--- START ---

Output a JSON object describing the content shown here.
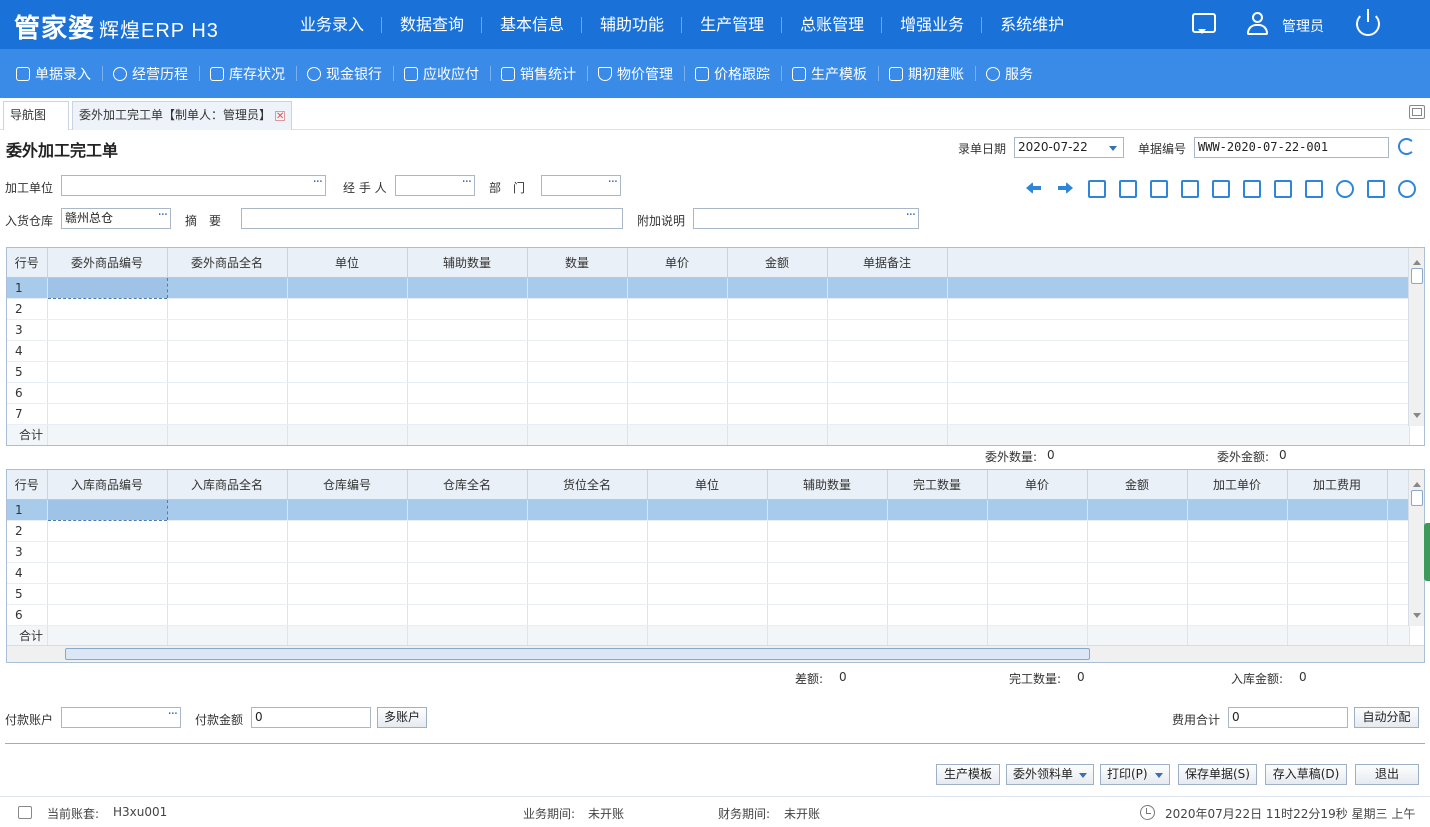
{
  "app": {
    "logo_main": "管家婆",
    "logo_sub": "辉煌ERP H3"
  },
  "main_menu": [
    "业务录入",
    "数据查询",
    "基本信息",
    "辅助功能",
    "生产管理",
    "总账管理",
    "增强业务",
    "系统维护"
  ],
  "user": {
    "name": "管理员"
  },
  "sub_menu": [
    "单据录入",
    "经营历程",
    "库存状况",
    "现金银行",
    "应收应付",
    "销售统计",
    "物价管理",
    "价格跟踪",
    "生产模板",
    "期初建账",
    "服务"
  ],
  "tabs": {
    "nav": "导航图",
    "doc": "委外加工完工单【制单人：管理员】",
    "close": "✕"
  },
  "form": {
    "title": "委外加工完工单",
    "date_label": "录单日期",
    "date_value": "2020-07-22",
    "no_label": "单据编号",
    "no_value": "WWW-2020-07-22-001",
    "unit_label": "加工单位",
    "unit_value": "",
    "handler_label": "经 手 人",
    "handler_value": "",
    "dept_label": "部　门",
    "dept_value": "",
    "warehouse_label": "入货仓库",
    "warehouse_value": "赣州总仓",
    "summary_label": "摘　要",
    "summary_value": "",
    "note_label": "附加说明",
    "note_value": "",
    "dots": "···"
  },
  "grid1": {
    "headers": [
      "行号",
      "委外商品编号",
      "委外商品全名",
      "单位",
      "辅助数量",
      "数量",
      "单价",
      "金额",
      "单据备注",
      ""
    ],
    "rows": [
      "1",
      "2",
      "3",
      "4",
      "5",
      "6",
      "7"
    ],
    "total": "合计"
  },
  "grid1_summary": {
    "qty_label": "委外数量:",
    "qty_value": "0",
    "amount_label": "委外金额:",
    "amount_value": "0"
  },
  "grid2": {
    "headers": [
      "行号",
      "入库商品编号",
      "入库商品全名",
      "仓库编号",
      "仓库全名",
      "货位全名",
      "单位",
      "辅助数量",
      "完工数量",
      "单价",
      "金额",
      "加工单价",
      "加工费用",
      ""
    ],
    "rows": [
      "1",
      "2",
      "3",
      "4",
      "5",
      "6"
    ],
    "total": "合计"
  },
  "grid2_summary": {
    "diff_label": "差额:",
    "diff_value": "0",
    "done_label": "完工数量:",
    "done_value": "0",
    "in_label": "入库金额:",
    "in_value": "0"
  },
  "payment": {
    "account_label": "付款账户",
    "account_value": "",
    "amount_label": "付款金额",
    "amount_value": "0",
    "multi_btn": "多账户",
    "fee_label": "费用合计",
    "fee_value": "0",
    "auto_btn": "自动分配"
  },
  "actions": {
    "template": "生产模板",
    "material": "委外领料单",
    "print": "打印(P)",
    "save": "保存单据(S)",
    "draft": "存入草稿(D)",
    "exit": "退出"
  },
  "status": {
    "account_label": "当前账套:",
    "account_value": "H3xu001",
    "biz_label": "业务期间:",
    "biz_value": "未开账",
    "fin_label": "财务期间:",
    "fin_value": "未开账",
    "datetime": "2020年07月22日 11时22分19秒 星期三 上午"
  },
  "colors": {
    "topbar": "#1a72d8",
    "subbar": "#3a8be8",
    "icon": "#2f86d8",
    "selected_row": "#a9cbeb"
  },
  "toolbar_icons": [
    "arrow-left-icon",
    "arrow-right-icon",
    "barcode-icon",
    "stamp-icon",
    "settings-doc-icon",
    "copy-icon",
    "import-icon",
    "number-icon",
    "save-icon",
    "export-icon",
    "person-icon",
    "folder-icon",
    "help-icon"
  ]
}
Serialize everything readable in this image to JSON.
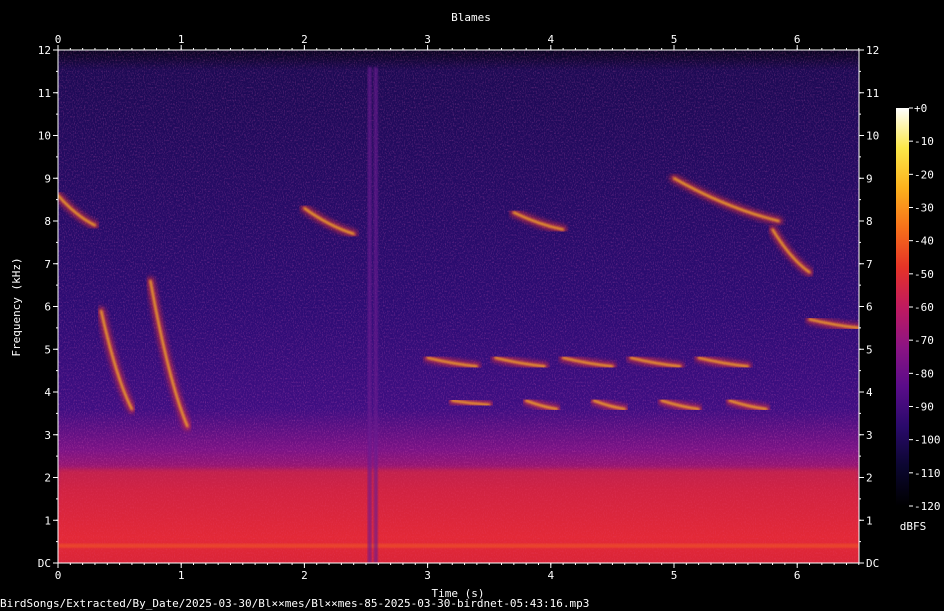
{
  "chart_data": {
    "type": "heatmap",
    "title": "Blames",
    "xlabel": "Time (s)",
    "ylabel": "Frequency (kHz)",
    "xlim": [
      0,
      6.5
    ],
    "ylim": [
      0,
      12
    ],
    "x_ticks": [
      "0",
      "1",
      "2",
      "3",
      "4",
      "5",
      "6"
    ],
    "y_ticks": [
      "DC",
      "1",
      "2",
      "3",
      "4",
      "5",
      "6",
      "7",
      "8",
      "9",
      "10",
      "11",
      "12"
    ],
    "colorbar": {
      "unit": "dBFS",
      "range": [
        -120,
        0
      ],
      "ticks": [
        "+0",
        "-10",
        "-20",
        "-30",
        "-40",
        "-50",
        "-60",
        "-70",
        "-80",
        "-90",
        "-100",
        "-110",
        "-120"
      ]
    },
    "vertical_clicks_s": [
      2.53,
      2.58
    ],
    "noise_floor_band_khz": [
      0,
      2.2
    ],
    "calls": [
      {
        "name": "descending sweep",
        "t": [
          0.35,
          0.6
        ],
        "f": [
          5.9,
          3.6
        ]
      },
      {
        "name": "descending sweep",
        "t": [
          0.75,
          1.05
        ],
        "f": [
          6.6,
          3.2
        ]
      },
      {
        "name": "whistle",
        "t": [
          0.0,
          0.3
        ],
        "f": [
          8.6,
          7.9
        ]
      },
      {
        "name": "slur",
        "t": [
          2.0,
          2.4
        ],
        "f": [
          8.3,
          7.7
        ]
      },
      {
        "name": "slur",
        "t": [
          3.7,
          4.1
        ],
        "f": [
          8.2,
          7.8
        ]
      },
      {
        "name": "repeated note",
        "t": [
          3.2,
          3.5
        ],
        "f": [
          3.8,
          3.7
        ]
      },
      {
        "name": "repeated note",
        "t": [
          3.8,
          4.05
        ],
        "f": [
          3.8,
          3.6
        ]
      },
      {
        "name": "repeated note",
        "t": [
          4.35,
          4.6
        ],
        "f": [
          3.8,
          3.6
        ]
      },
      {
        "name": "repeated note",
        "t": [
          4.9,
          5.2
        ],
        "f": [
          3.8,
          3.6
        ]
      },
      {
        "name": "repeated note",
        "t": [
          5.45,
          5.75
        ],
        "f": [
          3.8,
          3.6
        ]
      },
      {
        "name": "harmonic stack",
        "t": [
          3.0,
          3.4
        ],
        "f": [
          4.8,
          4.6
        ]
      },
      {
        "name": "harmonic stack",
        "t": [
          3.55,
          3.95
        ],
        "f": [
          4.8,
          4.6
        ]
      },
      {
        "name": "harmonic stack",
        "t": [
          4.1,
          4.5
        ],
        "f": [
          4.8,
          4.6
        ]
      },
      {
        "name": "harmonic stack",
        "t": [
          4.65,
          5.05
        ],
        "f": [
          4.8,
          4.6
        ]
      },
      {
        "name": "harmonic stack",
        "t": [
          5.2,
          5.6
        ],
        "f": [
          4.8,
          4.6
        ]
      },
      {
        "name": "descending whistle",
        "t": [
          5.0,
          5.85
        ],
        "f": [
          9.0,
          8.0
        ]
      },
      {
        "name": "descending whistle",
        "t": [
          5.8,
          6.1
        ],
        "f": [
          7.8,
          6.8
        ]
      },
      {
        "name": "trill",
        "t": [
          6.1,
          6.5
        ],
        "f": [
          5.7,
          5.5
        ]
      }
    ]
  },
  "footer": {
    "filepath": "BirdSongs/Extracted/By_Date/2025-03-30/Bl××mes/Bl××mes-85-2025-03-30-birdnet-05:43:16.mp3"
  },
  "colors": {
    "background": "#000000",
    "text": "#ffffff",
    "cmap": [
      "#000000",
      "#0b0630",
      "#2a0a6b",
      "#5a0c8a",
      "#8c1483",
      "#c01a5f",
      "#e53327",
      "#f7711a",
      "#fcb21d",
      "#fbe84a",
      "#ffffff"
    ]
  }
}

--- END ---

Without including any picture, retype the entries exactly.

**WRITTEN RESPONSE:**
Output a JSON object describing the content shown here.
{
  "app": {
    "logo_main": "管家婆",
    "logo_sub": "辉煌ERP H3"
  },
  "main_menu": [
    "业务录入",
    "数据查询",
    "基本信息",
    "辅助功能",
    "生产管理",
    "总账管理",
    "增强业务",
    "系统维护"
  ],
  "user": {
    "name": "管理员"
  },
  "sub_menu": [
    "单据录入",
    "经营历程",
    "库存状况",
    "现金银行",
    "应收应付",
    "销售统计",
    "物价管理",
    "价格跟踪",
    "生产模板",
    "期初建账",
    "服务"
  ],
  "tabs": {
    "nav": "导航图",
    "doc": "委外加工完工单【制单人：管理员】",
    "close": "✕"
  },
  "form": {
    "title": "委外加工完工单",
    "date_label": "录单日期",
    "date_value": "2020-07-22",
    "no_label": "单据编号",
    "no_value": "WWW-2020-07-22-001",
    "unit_label": "加工单位",
    "unit_value": "",
    "handler_label": "经 手 人",
    "handler_value": "",
    "dept_label": "部　门",
    "dept_value": "",
    "warehouse_label": "入货仓库",
    "warehouse_value": "赣州总仓",
    "summary_label": "摘　要",
    "summary_value": "",
    "note_label": "附加说明",
    "note_value": "",
    "dots": "···"
  },
  "grid1": {
    "headers": [
      "行号",
      "委外商品编号",
      "委外商品全名",
      "单位",
      "辅助数量",
      "数量",
      "单价",
      "金额",
      "单据备注",
      ""
    ],
    "rows": [
      "1",
      "2",
      "3",
      "4",
      "5",
      "6",
      "7"
    ],
    "total": "合计"
  },
  "grid1_summary": {
    "qty_label": "委外数量:",
    "qty_value": "0",
    "amount_label": "委外金额:",
    "amount_value": "0"
  },
  "grid2": {
    "headers": [
      "行号",
      "入库商品编号",
      "入库商品全名",
      "仓库编号",
      "仓库全名",
      "货位全名",
      "单位",
      "辅助数量",
      "完工数量",
      "单价",
      "金额",
      "加工单价",
      "加工费用",
      ""
    ],
    "rows": [
      "1",
      "2",
      "3",
      "4",
      "5",
      "6"
    ],
    "total": "合计"
  },
  "grid2_summary": {
    "diff_label": "差额:",
    "diff_value": "0",
    "done_label": "完工数量:",
    "done_value": "0",
    "in_label": "入库金额:",
    "in_value": "0"
  },
  "payment": {
    "account_label": "付款账户",
    "account_value": "",
    "amount_label": "付款金额",
    "amount_value": "0",
    "multi_btn": "多账户",
    "fee_label": "费用合计",
    "fee_value": "0",
    "auto_btn": "自动分配"
  },
  "actions": {
    "template": "生产模板",
    "material": "委外领料单",
    "print": "打印(P)",
    "save": "保存单据(S)",
    "draft": "存入草稿(D)",
    "exit": "退出"
  },
  "status": {
    "account_label": "当前账套:",
    "account_value": "H3xu001",
    "biz_label": "业务期间:",
    "biz_value": "未开账",
    "fin_label": "财务期间:",
    "fin_value": "未开账",
    "datetime": "2020年07月22日 11时22分19秒 星期三 上午"
  },
  "colors": {
    "topbar": "#1a72d8",
    "subbar": "#3a8be8",
    "icon": "#2f86d8",
    "selected_row": "#a9cbeb"
  },
  "toolbar_icons": [
    "arrow-left-icon",
    "arrow-right-icon",
    "barcode-icon",
    "stamp-icon",
    "settings-doc-icon",
    "copy-icon",
    "import-icon",
    "number-icon",
    "save-icon",
    "export-icon",
    "person-icon",
    "folder-icon",
    "help-icon"
  ]
}
Serialize everything readable in this image to JSON.
{
  "chart_data": {
    "type": "heatmap",
    "title": "Blames",
    "xlabel": "Time (s)",
    "ylabel": "Frequency (kHz)",
    "xlim": [
      0,
      6.5
    ],
    "ylim": [
      0,
      12
    ],
    "x_ticks": [
      "0",
      "1",
      "2",
      "3",
      "4",
      "5",
      "6"
    ],
    "y_ticks": [
      "DC",
      "1",
      "2",
      "3",
      "4",
      "5",
      "6",
      "7",
      "8",
      "9",
      "10",
      "11",
      "12"
    ],
    "colorbar": {
      "unit": "dBFS",
      "range": [
        -120,
        0
      ],
      "ticks": [
        "+0",
        "-10",
        "-20",
        "-30",
        "-40",
        "-50",
        "-60",
        "-70",
        "-80",
        "-90",
        "-100",
        "-110",
        "-120"
      ]
    },
    "vertical_clicks_s": [
      2.53,
      2.58
    ],
    "noise_floor_band_khz": [
      0,
      2.2
    ],
    "calls": [
      {
        "name": "descending sweep",
        "t": [
          0.35,
          0.6
        ],
        "f": [
          5.9,
          3.6
        ]
      },
      {
        "name": "descending sweep",
        "t": [
          0.75,
          1.05
        ],
        "f": [
          6.6,
          3.2
        ]
      },
      {
        "name": "whistle",
        "t": [
          0.0,
          0.3
        ],
        "f": [
          8.6,
          7.9
        ]
      },
      {
        "name": "slur",
        "t": [
          2.0,
          2.4
        ],
        "f": [
          8.3,
          7.7
        ]
      },
      {
        "name": "slur",
        "t": [
          3.7,
          4.1
        ],
        "f": [
          8.2,
          7.8
        ]
      },
      {
        "name": "repeated note",
        "t": [
          3.2,
          3.5
        ],
        "f": [
          3.8,
          3.7
        ]
      },
      {
        "name": "repeated note",
        "t": [
          3.8,
          4.05
        ],
        "f": [
          3.8,
          3.6
        ]
      },
      {
        "name": "repeated note",
        "t": [
          4.35,
          4.6
        ],
        "f": [
          3.8,
          3.6
        ]
      },
      {
        "name": "repeated note",
        "t": [
          4.9,
          5.2
        ],
        "f": [
          3.8,
          3.6
        ]
      },
      {
        "name": "repeated note",
        "t": [
          5.45,
          5.75
        ],
        "f": [
          3.8,
          3.6
        ]
      },
      {
        "name": "harmonic stack",
        "t": [
          3.0,
          3.4
        ],
        "f": [
          4.8,
          4.6
        ]
      },
      {
        "name": "harmonic stack",
        "t": [
          3.55,
          3.95
        ],
        "f": [
          4.8,
          4.6
        ]
      },
      {
        "name": "harmonic stack",
        "t": [
          4.1,
          4.5
        ],
        "f": [
          4.8,
          4.6
        ]
      },
      {
        "name": "harmonic stack",
        "t": [
          4.65,
          5.05
        ],
        "f": [
          4.8,
          4.6
        ]
      },
      {
        "name": "harmonic stack",
        "t": [
          5.2,
          5.6
        ],
        "f": [
          4.8,
          4.6
        ]
      },
      {
        "name": "descending whistle",
        "t": [
          5.0,
          5.85
        ],
        "f": [
          9.0,
          8.0
        ]
      },
      {
        "name": "descending whistle",
        "t": [
          5.8,
          6.1
        ],
        "f": [
          7.8,
          6.8
        ]
      },
      {
        "name": "trill",
        "t": [
          6.1,
          6.5
        ],
        "f": [
          5.7,
          5.5
        ]
      }
    ]
  },
  "footer": {
    "filepath": "BirdSongs/Extracted/By_Date/2025-03-30/Bl××mes/Bl××mes-85-2025-03-30-birdnet-05:43:16.mp3"
  },
  "colors": {
    "background": "#000000",
    "text": "#ffffff",
    "cmap": [
      "#000000",
      "#0b0630",
      "#2a0a6b",
      "#5a0c8a",
      "#8c1483",
      "#c01a5f",
      "#e53327",
      "#f7711a",
      "#fcb21d",
      "#fbe84a",
      "#ffffff"
    ]
  }
}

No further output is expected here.